§ Problem details: Character for character, give back every line below.

§ Input data:
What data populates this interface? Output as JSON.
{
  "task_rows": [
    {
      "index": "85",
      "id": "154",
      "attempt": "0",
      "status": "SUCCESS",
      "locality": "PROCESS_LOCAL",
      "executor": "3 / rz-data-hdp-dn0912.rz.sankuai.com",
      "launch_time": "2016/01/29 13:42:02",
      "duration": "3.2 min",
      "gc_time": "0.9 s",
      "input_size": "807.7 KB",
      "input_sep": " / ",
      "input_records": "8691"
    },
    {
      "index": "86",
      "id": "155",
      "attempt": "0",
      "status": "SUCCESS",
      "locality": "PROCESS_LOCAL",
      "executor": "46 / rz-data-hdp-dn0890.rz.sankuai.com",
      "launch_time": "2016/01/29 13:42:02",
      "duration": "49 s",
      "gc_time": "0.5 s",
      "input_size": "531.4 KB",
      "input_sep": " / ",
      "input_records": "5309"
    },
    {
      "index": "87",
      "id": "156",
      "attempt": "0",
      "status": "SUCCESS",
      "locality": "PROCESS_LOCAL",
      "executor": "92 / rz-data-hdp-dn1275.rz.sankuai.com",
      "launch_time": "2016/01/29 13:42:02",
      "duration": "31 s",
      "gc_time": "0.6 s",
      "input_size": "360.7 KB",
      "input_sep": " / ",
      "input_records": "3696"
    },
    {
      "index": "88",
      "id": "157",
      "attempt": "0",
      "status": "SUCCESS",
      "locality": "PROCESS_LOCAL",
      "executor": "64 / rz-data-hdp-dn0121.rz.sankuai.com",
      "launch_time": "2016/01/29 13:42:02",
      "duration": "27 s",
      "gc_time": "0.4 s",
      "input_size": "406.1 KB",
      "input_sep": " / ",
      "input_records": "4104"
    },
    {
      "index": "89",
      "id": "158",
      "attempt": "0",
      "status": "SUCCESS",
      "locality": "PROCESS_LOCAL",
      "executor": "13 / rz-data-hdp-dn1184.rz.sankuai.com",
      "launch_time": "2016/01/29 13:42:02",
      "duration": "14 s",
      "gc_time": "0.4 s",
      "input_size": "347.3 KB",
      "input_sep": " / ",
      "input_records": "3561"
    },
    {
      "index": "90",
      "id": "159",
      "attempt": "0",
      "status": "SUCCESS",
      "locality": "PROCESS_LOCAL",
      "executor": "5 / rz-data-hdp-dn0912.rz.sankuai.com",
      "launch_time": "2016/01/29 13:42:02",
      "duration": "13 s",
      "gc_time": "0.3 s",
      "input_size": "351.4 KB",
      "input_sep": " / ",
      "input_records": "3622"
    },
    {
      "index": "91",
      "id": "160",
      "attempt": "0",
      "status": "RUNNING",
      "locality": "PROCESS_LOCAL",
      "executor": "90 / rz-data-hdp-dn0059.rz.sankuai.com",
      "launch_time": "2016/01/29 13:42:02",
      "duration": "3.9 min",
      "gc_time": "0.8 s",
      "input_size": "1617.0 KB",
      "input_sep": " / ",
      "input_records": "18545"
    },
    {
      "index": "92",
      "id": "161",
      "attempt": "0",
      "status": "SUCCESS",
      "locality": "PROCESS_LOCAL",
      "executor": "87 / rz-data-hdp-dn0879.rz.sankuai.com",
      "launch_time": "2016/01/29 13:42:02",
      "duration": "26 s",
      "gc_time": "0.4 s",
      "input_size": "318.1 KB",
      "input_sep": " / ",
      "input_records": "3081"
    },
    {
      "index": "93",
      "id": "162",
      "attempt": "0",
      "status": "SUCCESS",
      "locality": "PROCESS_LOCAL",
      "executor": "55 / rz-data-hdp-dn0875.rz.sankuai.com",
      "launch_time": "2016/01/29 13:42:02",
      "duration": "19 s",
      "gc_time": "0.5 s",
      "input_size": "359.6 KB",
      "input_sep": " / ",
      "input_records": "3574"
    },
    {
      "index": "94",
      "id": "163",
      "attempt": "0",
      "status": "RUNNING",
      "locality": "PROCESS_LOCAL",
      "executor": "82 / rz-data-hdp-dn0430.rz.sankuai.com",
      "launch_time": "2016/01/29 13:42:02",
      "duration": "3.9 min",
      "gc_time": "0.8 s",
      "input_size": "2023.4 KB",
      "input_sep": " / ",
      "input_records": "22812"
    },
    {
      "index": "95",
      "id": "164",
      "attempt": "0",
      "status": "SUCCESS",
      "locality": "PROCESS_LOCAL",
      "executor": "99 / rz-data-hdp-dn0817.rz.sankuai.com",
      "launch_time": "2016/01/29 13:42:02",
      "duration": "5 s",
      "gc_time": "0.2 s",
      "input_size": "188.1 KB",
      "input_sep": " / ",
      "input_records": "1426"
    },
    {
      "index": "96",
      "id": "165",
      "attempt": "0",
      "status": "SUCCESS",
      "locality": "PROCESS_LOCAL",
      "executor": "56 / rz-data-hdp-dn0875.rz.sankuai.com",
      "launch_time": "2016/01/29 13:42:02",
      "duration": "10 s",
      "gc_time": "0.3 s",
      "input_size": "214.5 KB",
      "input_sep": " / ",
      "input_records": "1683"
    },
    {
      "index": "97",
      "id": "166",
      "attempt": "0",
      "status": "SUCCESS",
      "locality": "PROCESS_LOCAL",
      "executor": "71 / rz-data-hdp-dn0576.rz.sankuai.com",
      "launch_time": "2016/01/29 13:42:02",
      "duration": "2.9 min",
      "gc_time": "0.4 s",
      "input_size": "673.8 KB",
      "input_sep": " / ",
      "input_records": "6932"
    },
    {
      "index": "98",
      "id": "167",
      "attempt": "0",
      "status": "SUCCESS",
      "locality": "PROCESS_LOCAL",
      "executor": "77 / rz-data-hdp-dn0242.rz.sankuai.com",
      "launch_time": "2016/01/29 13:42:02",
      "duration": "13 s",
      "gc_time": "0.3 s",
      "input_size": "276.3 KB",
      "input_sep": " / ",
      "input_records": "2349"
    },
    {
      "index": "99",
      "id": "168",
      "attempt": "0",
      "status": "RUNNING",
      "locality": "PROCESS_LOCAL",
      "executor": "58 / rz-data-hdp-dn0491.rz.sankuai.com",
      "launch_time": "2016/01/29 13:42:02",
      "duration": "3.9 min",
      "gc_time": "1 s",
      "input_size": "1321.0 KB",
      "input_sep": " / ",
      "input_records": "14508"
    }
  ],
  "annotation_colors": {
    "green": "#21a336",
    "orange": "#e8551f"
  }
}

§ Exercise output:
What data populates this interface? Output as JSON.
{
  "task_rows": [
    {
      "index": "85",
      "id": "154",
      "attempt": "0",
      "status": "SUCCESS",
      "locality": "PROCESS_LOCAL",
      "executor": "3 / rz-data-hdp-dn0912.rz.sankuai.com",
      "launch_time": "2016/01/29 13:42:02",
      "duration": "3.2 min",
      "gc_time": "0.9 s",
      "input_size": "807.7 KB",
      "input_sep": " / ",
      "input_records": "8691"
    },
    {
      "index": "86",
      "id": "155",
      "attempt": "0",
      "status": "SUCCESS",
      "locality": "PROCESS_LOCAL",
      "executor": "46 / rz-data-hdp-dn0890.rz.sankuai.com",
      "launch_time": "2016/01/29 13:42:02",
      "duration": "49 s",
      "gc_time": "0.5 s",
      "input_size": "531.4 KB",
      "input_sep": " / ",
      "input_records": "5309"
    },
    {
      "index": "87",
      "id": "156",
      "attempt": "0",
      "status": "SUCCESS",
      "locality": "PROCESS_LOCAL",
      "executor": "92 / rz-data-hdp-dn1275.rz.sankuai.com",
      "launch_time": "2016/01/29 13:42:02",
      "duration": "31 s",
      "gc_time": "0.6 s",
      "input_size": "360.7 KB",
      "input_sep": " / ",
      "input_records": "3696"
    },
    {
      "index": "88",
      "id": "157",
      "attempt": "0",
      "status": "SUCCESS",
      "locality": "PROCESS_LOCAL",
      "executor": "64 / rz-data-hdp-dn0121.rz.sankuai.com",
      "launch_time": "2016/01/29 13:42:02",
      "duration": "27 s",
      "gc_time": "0.4 s",
      "input_size": "406.1 KB",
      "input_sep": " / ",
      "input_records": "4104"
    },
    {
      "index": "89",
      "id": "158",
      "attempt": "0",
      "status": "SUCCESS",
      "locality": "PROCESS_LOCAL",
      "executor": "13 / rz-data-hdp-dn1184.rz.sankuai.com",
      "launch_time": "2016/01/29 13:42:02",
      "duration": "14 s",
      "gc_time": "0.4 s",
      "input_size": "347.3 KB",
      "input_sep": " / ",
      "input_records": "3561"
    },
    {
      "index": "90",
      "id": "159",
      "attempt": "0",
      "status": "SUCCESS",
      "locality": "PROCESS_LOCAL",
      "executor": "5 / rz-data-hdp-dn0912.rz.sankuai.com",
      "launch_time": "2016/01/29 13:42:02",
      "duration": "13 s",
      "gc_time": "0.3 s",
      "input_size": "351.4 KB",
      "input_sep": " / ",
      "input_records": "3622"
    },
    {
      "index": "91",
      "id": "160",
      "attempt": "0",
      "status": "RUNNING",
      "locality": "PROCESS_LOCAL",
      "executor": "90 / rz-data-hdp-dn0059.rz.sankuai.com",
      "launch_time": "2016/01/29 13:42:02",
      "duration": "3.9 min",
      "gc_time": "0.8 s",
      "input_size": "1617.0 KB",
      "input_sep": " / ",
      "input_records": "18545"
    },
    {
      "index": "92",
      "id": "161",
      "attempt": "0",
      "status": "SUCCESS",
      "locality": "PROCESS_LOCAL",
      "executor": "87 / rz-data-hdp-dn0879.rz.sankuai.com",
      "launch_time": "2016/01/29 13:42:02",
      "duration": "26 s",
      "gc_time": "0.4 s",
      "input_size": "318.1 KB",
      "input_sep": " / ",
      "input_records": "3081"
    },
    {
      "index": "93",
      "id": "162",
      "attempt": "0",
      "status": "SUCCESS",
      "locality": "PROCESS_LOCAL",
      "executor": "55 / rz-data-hdp-dn0875.rz.sankuai.com",
      "launch_time": "2016/01/29 13:42:02",
      "duration": "19 s",
      "gc_time": "0.5 s",
      "input_size": "359.6 KB",
      "input_sep": " / ",
      "input_records": "3574"
    },
    {
      "index": "94",
      "id": "163",
      "attempt": "0",
      "status": "RUNNING",
      "locality": "PROCESS_LOCAL",
      "executor": "82 / rz-data-hdp-dn0430.rz.sankuai.com",
      "launch_time": "2016/01/29 13:42:02",
      "duration": "3.9 min",
      "gc_time": "0.8 s",
      "input_size": "2023.4 KB",
      "input_sep": " / ",
      "input_records": "22812"
    },
    {
      "index": "95",
      "id": "164",
      "attempt": "0",
      "status": "SUCCESS",
      "locality": "PROCESS_LOCAL",
      "executor": "99 / rz-data-hdp-dn0817.rz.sankuai.com",
      "launch_time": "2016/01/29 13:42:02",
      "duration": "5 s",
      "gc_time": "0.2 s",
      "input_size": "188.1 KB",
      "input_sep": " / ",
      "input_records": "1426"
    },
    {
      "index": "96",
      "id": "165",
      "attempt": "0",
      "status": "SUCCESS",
      "locality": "PROCESS_LOCAL",
      "executor": "56 / rz-data-hdp-dn0875.rz.sankuai.com",
      "launch_time": "2016/01/29 13:42:02",
      "duration": "10 s",
      "gc_time": "0.3 s",
      "input_size": "214.5 KB",
      "input_sep": " / ",
      "input_records": "1683"
    },
    {
      "index": "97",
      "id": "166",
      "attempt": "0",
      "status": "SUCCESS",
      "locality": "PROCESS_LOCAL",
      "executor": "71 / rz-data-hdp-dn0576.rz.sankuai.com",
      "launch_time": "2016/01/29 13:42:02",
      "duration": "2.9 min",
      "gc_time": "0.4 s",
      "input_size": "673.8 KB",
      "input_sep": " / ",
      "input_records": "6932"
    },
    {
      "index": "98",
      "id": "167",
      "attempt": "0",
      "status": "SUCCESS",
      "locality": "PROCESS_LOCAL",
      "executor": "77 / rz-data-hdp-dn0242.rz.sankuai.com",
      "launch_time": "2016/01/29 13:42:02",
      "duration": "13 s",
      "gc_time": "0.3 s",
      "input_size": "276.3 KB",
      "input_sep": " / ",
      "input_records": "2349"
    },
    {
      "index": "99",
      "id": "168",
      "attempt": "0",
      "status": "RUNNING",
      "locality": "PROCESS_LOCAL",
      "executor": "58 / rz-data-hdp-dn0491.rz.sankuai.com",
      "launch_time": "2016/01/29 13:42:02",
      "duration": "3.9 min",
      "gc_time": "1 s",
      "input_size": "1321.0 KB",
      "input_sep": " / ",
      "input_records": "14508"
    }
  ],
  "annotation_colors": {
    "green": "#21a336",
    "orange": "#e8551f"
  }
}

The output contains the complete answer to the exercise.